how to read an mri lumbar spine herniated disc sciatica

When treating sciatica, it’s very important to understand the anatomy in the spine and pelvis because knowing the source of the problem will help you to follow the correct treatment plan for best results.

In this video I show you the anatomy of the lumbar spine as seen on an MRI image and I go over what your doctor looks for when making a diagnosis in the low back.

An MRI shows the integrity of your discs and shows soft tissue injuries that can’t be seen on an x-ray study.

For this reasons MRI’s are best when looking for MRI pathologies such as disc herniations that may be the cause of sciatica or simply low back pain that is sharp in nature.


1. Color of the disc

In an MRI image, the intervertebral disc is shown as white due to the fact that it contains water. A normal disc will show as white, whereas a degenerated disc or herniated disc will show up as black.

2. Spacing in between vertebrae

The discs act as shock absorbers and help to separate vertebrae from each other. This separation is what creates the opening where nerves come out of. If the disc space is narrowed, it indicates that the disc is either degenerating or herniated and can cause pinched nerves.

3. Posterior border of a disc

Because a disc is weaker at its posterior border, the majority of herniations are posterior. Since the spinal cord and nerve roots lie posterior to the disc, these can become compressed when a disc herniates. On an MRI image we look for a rounded posterior border to indicate a disc herniation.

Those are 3 things your doctor looks for when reading an MRI of the spine and when looking for disc herniations.

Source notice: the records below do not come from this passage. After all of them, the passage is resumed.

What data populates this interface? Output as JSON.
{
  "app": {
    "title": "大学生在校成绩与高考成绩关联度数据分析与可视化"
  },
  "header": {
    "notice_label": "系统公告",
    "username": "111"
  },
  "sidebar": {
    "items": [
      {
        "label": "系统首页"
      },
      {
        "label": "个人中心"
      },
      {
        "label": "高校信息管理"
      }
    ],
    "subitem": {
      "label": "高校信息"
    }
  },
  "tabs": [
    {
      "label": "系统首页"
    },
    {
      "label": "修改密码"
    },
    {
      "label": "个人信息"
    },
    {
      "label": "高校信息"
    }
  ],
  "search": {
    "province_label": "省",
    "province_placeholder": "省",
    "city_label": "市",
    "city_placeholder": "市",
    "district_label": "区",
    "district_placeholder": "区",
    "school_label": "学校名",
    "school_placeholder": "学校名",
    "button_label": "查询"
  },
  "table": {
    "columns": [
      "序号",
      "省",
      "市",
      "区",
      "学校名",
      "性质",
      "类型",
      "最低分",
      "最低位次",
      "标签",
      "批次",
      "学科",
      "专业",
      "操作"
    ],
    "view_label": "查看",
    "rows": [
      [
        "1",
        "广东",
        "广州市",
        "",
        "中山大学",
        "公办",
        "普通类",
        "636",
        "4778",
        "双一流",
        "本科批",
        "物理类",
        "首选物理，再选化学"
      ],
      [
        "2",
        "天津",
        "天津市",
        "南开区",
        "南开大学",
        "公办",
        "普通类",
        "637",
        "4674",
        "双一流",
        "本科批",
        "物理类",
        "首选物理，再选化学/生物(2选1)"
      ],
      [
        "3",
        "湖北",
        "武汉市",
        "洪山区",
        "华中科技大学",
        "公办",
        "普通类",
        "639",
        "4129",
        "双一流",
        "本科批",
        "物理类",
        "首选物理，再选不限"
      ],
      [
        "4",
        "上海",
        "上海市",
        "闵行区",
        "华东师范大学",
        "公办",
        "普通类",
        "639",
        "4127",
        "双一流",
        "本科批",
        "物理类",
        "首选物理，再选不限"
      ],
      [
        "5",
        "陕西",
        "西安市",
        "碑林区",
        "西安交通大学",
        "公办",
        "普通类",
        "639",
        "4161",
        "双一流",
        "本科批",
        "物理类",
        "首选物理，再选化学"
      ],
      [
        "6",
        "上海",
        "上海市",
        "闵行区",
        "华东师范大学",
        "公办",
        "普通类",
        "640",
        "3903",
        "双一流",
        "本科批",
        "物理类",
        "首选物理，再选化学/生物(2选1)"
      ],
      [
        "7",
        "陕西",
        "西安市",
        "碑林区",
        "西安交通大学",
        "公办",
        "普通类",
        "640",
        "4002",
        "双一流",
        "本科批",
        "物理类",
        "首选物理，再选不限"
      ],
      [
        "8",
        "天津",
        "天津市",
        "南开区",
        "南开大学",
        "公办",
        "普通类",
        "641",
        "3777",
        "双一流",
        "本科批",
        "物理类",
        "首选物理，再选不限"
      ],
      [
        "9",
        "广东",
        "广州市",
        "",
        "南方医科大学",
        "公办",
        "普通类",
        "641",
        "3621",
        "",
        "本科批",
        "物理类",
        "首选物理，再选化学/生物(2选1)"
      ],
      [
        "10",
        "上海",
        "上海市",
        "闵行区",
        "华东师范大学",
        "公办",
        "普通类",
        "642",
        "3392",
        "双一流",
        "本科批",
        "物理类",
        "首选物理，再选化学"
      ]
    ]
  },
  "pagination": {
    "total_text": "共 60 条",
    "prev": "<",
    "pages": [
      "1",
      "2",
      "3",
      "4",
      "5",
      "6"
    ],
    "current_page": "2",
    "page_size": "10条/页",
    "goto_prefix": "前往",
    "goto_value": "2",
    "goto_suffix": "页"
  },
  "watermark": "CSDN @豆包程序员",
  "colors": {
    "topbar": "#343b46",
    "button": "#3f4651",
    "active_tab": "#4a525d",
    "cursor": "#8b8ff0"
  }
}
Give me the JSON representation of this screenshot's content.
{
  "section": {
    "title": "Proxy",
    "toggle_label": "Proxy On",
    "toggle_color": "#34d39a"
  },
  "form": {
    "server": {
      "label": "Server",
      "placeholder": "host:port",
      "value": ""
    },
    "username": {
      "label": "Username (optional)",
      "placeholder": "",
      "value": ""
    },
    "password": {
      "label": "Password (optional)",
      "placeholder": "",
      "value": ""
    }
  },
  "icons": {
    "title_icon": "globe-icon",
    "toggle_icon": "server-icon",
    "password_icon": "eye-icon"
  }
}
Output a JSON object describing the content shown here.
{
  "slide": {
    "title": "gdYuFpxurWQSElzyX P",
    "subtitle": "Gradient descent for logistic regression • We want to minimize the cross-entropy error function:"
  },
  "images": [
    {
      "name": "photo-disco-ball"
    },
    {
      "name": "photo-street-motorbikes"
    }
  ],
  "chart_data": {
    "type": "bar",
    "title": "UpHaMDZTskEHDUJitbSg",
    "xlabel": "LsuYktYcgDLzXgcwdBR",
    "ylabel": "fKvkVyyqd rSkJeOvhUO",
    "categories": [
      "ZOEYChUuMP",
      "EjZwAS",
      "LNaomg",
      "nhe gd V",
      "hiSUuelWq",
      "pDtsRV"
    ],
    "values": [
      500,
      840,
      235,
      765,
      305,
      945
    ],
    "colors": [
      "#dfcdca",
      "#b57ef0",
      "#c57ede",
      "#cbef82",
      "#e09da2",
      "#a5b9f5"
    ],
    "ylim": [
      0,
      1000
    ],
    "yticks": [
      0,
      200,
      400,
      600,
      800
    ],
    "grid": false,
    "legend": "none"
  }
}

For more information on how to treat herniated discs and sciatica naturally, make sure you sign up for our FREE online presentation where you can learn the 7 step process we use to treat sciatica WITHOUT surgery, injections, or painkillers.